Durham, Philip, and Everett L. Jones, The Negro Cowboys, University of Nebraska Press, 1965.
Felton, Harold W., Nat Love, Negro Cowboy, Dodd Mead, 1969.
Katz, William Loren, The Black West: A Documentary and Pictorial History, Doubleday, 1971.
Love, Nat, The Life and Adventures of Nat Love: Better Known in the Cattle Country as “Deadwood Dick,” originally published 1907, reprinted by Amo Press, 1968.
—Caroline B.D. Smith
Nat Love (1854-1921), African American champion cowboy known as Deadwood Dick, was famous for his great skill as a range rider and cattle-brand reader.
Nat Love was born a slave on a plantation near Nashville, Tenn., in June 1854. He had no formal education but, with help from his father, he learned to read and write. When the slaves were freed following the Civil War, Love worked on the small farm that his father rented from his former owner. After his father's sudden death, he became the sole support of his mother and younger brother and sister. He was able to obtain work on various plantations, where he displayed great skill in breaking horses.

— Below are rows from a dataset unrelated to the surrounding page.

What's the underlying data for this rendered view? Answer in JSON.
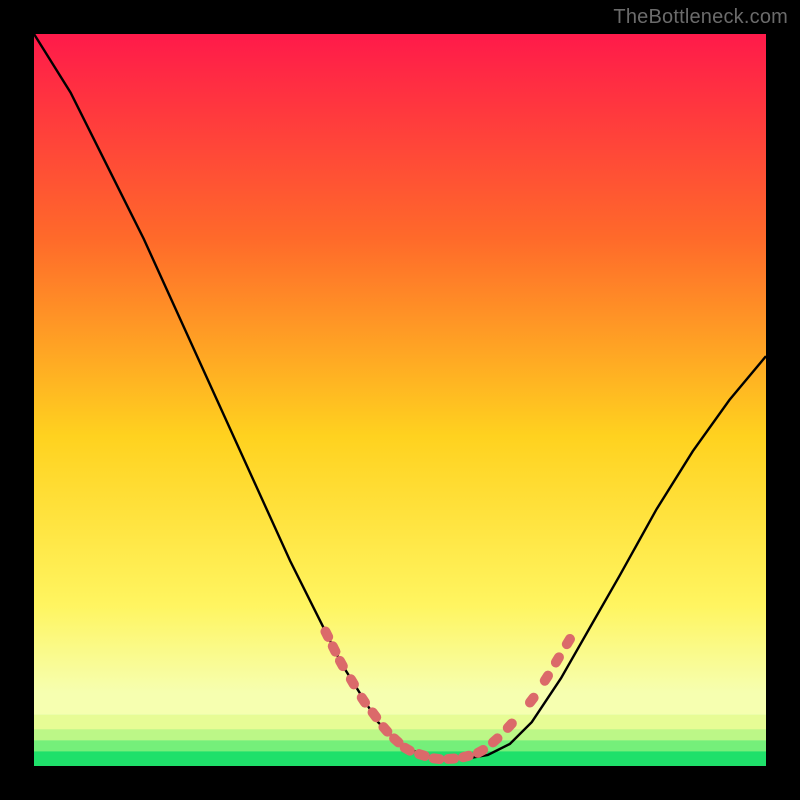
{
  "watermark": "TheBottleneck.com",
  "colors": {
    "background": "#000000",
    "gradient_top": "#ff1a4a",
    "gradient_mid1": "#ff6a2a",
    "gradient_mid2": "#ffd21f",
    "gradient_mid3": "#fff560",
    "gradient_low_pale": "#f6ffb0",
    "gradient_green": "#1fe06a",
    "curve_stroke": "#000000",
    "marker": "#db6a6a",
    "watermark": "#6b6b6b"
  },
  "chart_data": {
    "type": "line",
    "title": "",
    "xlabel": "",
    "ylabel": "",
    "xlim": [
      0,
      100
    ],
    "ylim": [
      0,
      100
    ],
    "series": [
      {
        "name": "bottleneck-curve",
        "x": [
          0,
          5,
          10,
          15,
          20,
          25,
          30,
          35,
          40,
          42,
          47,
          50,
          53,
          56,
          59,
          62,
          65,
          68,
          72,
          76,
          80,
          85,
          90,
          95,
          100
        ],
        "y": [
          100,
          92,
          82,
          72,
          61,
          50,
          39,
          28,
          18,
          14,
          6,
          3,
          1.5,
          1,
          1,
          1.5,
          3,
          6,
          12,
          19,
          26,
          35,
          43,
          50,
          56
        ]
      }
    ],
    "markers": {
      "name": "highlighted-segments",
      "points": [
        {
          "x": 40,
          "y": 18
        },
        {
          "x": 41,
          "y": 16
        },
        {
          "x": 42,
          "y": 14
        },
        {
          "x": 43.5,
          "y": 11.5
        },
        {
          "x": 45,
          "y": 9
        },
        {
          "x": 46.5,
          "y": 7
        },
        {
          "x": 48,
          "y": 5
        },
        {
          "x": 49.5,
          "y": 3.5
        },
        {
          "x": 51,
          "y": 2.3
        },
        {
          "x": 53,
          "y": 1.5
        },
        {
          "x": 55,
          "y": 1
        },
        {
          "x": 57,
          "y": 1
        },
        {
          "x": 59,
          "y": 1.3
        },
        {
          "x": 61,
          "y": 2
        },
        {
          "x": 63,
          "y": 3.5
        },
        {
          "x": 65,
          "y": 5.5
        },
        {
          "x": 68,
          "y": 9
        },
        {
          "x": 70,
          "y": 12
        },
        {
          "x": 71.5,
          "y": 14.5
        },
        {
          "x": 73,
          "y": 17
        }
      ]
    },
    "bottom_bands": [
      {
        "y0": 0,
        "y1": 2,
        "color": "#1fe06a"
      },
      {
        "y0": 2,
        "y1": 3.5,
        "color": "#75ef7a"
      },
      {
        "y0": 3.5,
        "y1": 5,
        "color": "#bcf787"
      },
      {
        "y0": 5,
        "y1": 7,
        "color": "#e7fc95"
      },
      {
        "y0": 7,
        "y1": 10,
        "color": "#f6ffb0"
      }
    ]
  }
}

In 1869, at the age of 15, Love was strong and alert and looked older than his years. He left his family in an uncle's charge and, with $50 in his pocket, headed west for Kansas, walking most of the way. When he reached Dodge City (a shipping center for the cattle industry), he got his first job, as a cowboy with the Duval Ranch. In the course of his 3 years with the Duval Ranch, Love became their buyer and chief brand reader. He made many trips into Mexico in this capacity and in the process learned to speak Spanish fluently.
In 1872 Love went to work for the Gallinger Ranch in Arizona, where he remained for many years. He became a master range rider and traveled over all the important western trails between the Gulf of Mexico and Montana. His dangerous work involved him numerous times in gun battles with Native Americans, cattle rustlers, and bandits, and he became an expert marksman. In one encounter with Indians he was wounded but taken captive rather than killed because the Indians were impressed with his bravery. He came to know many of the famous men of the West, including Billy the Kid, Bat Masterson, and Pat Garrett.
Love acquired the name Deadwood Dick as a result of winning a shooting contest in Deadwood, S. Dak., on July 4, 1876. He became a champion rifleman by placing 14 out of 14 shots in the center of a target at 250 yards.
Love married in 1889, and a year later he left the range to work as a Pullman porter on the Denver Rio Grande Railroad. In 1907 he published his autobiography, which contains photographs of him wearing his western gear. He died in Los Angeles in 1921.
The best book about Love is his autobiography, The Life and Adventures of Nat Love (1907; repr. with new introduction, 1968). A well-written source of general information about the Afro-American cowboys is Philip Durham and Everett L. Jones, The Negro Cowboys (1965). Also useful is William H. Leckie, The Buffalo Soldiers: A Narrative of the Negro Cavalry in the West (1967). □